The history of the beautiful blue Chartruex is steeped in
legend. The legend tells us the Chartreux lived with, and
was named for, the Carthusian monks of France. Perhaps they
even shared a tipple or two of their famous Chartreuse
Recent research, though, indicates that the cat was given the same name as a well known Spanish wool of the 18th century, because of the character of the fur. This is the more likely story since it common in animal husbandry to name breeds using such a method.
The presence of this natural cat breed has appeared in documents as early as the 16th century, and was acknowledged for its unique coat texture and color. For whatever the reason, the Chartreux adopted France, and France likewise adopted the Chartreux. Today, the handsome blue cat is considered a French treasure.
The mature male Chartreux is gloriously statuesque and muscular. Females, structured on a smaller, finer scale, are no less vigorous and appealing, but few females achieve the hefty bone and substance that a full-grown male boasts. The woolly double coat is soft and lush and especially thick on the adult male. The fur appears to add bulk to either sex, but thereís still a lot of cat under that silver-tipped, blue-gray fur!
There is a marked difference between the male and female cats: although the general proportions will be the same, females range from 8 to 14 pounds, while males range upwards to 20 pounds. Wow! That's a lot of cat!

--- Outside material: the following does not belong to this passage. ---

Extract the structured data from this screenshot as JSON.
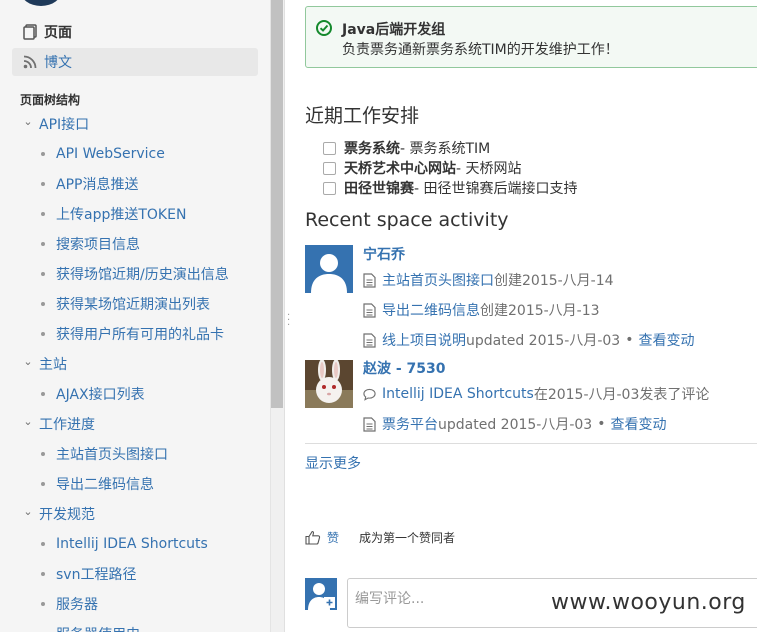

When you look your Chartreux in the face, you will be struck by the sweet, smiling expression, one of alert intelligence and satisfaction. The eyes will be from an orange to a deep copper color, with a slight upward slant to the outer edge.
The Chartreux is a quiet cat, and if you're expecting to hear a big bass voice resounding out of this bulky cat, then you're in for a surprise when you hear the Chartreux speak in a tiny voice that hardly reaches across the room. Although they are not known for meowing, they do voice a sweet chirrup and are experts at purring.
Chartreux generally accept children, other pets, and household noises with little fuss. They will even adapt to a harness for getting exercise outside, as long as they decide where to go!
Breeders agree that male Chartreux, when altered, make better pets, but both sexes are extremely dedicated to family life, make good companions, and travel well. Despite their bulk, these cats can perform with the grace and lightness of a trapeze artist, and need plenty of space for their stunts. They also love a romp with other family pets and the kids, a game of fetch, and, of course, prefer your bed to their own.
A Chartreux can learn its name, and will even come on call. Almost dog-like in their devotion and behavior, itís not surprising that many a dog fancier has found a place in their world for a Chartreux. How nice!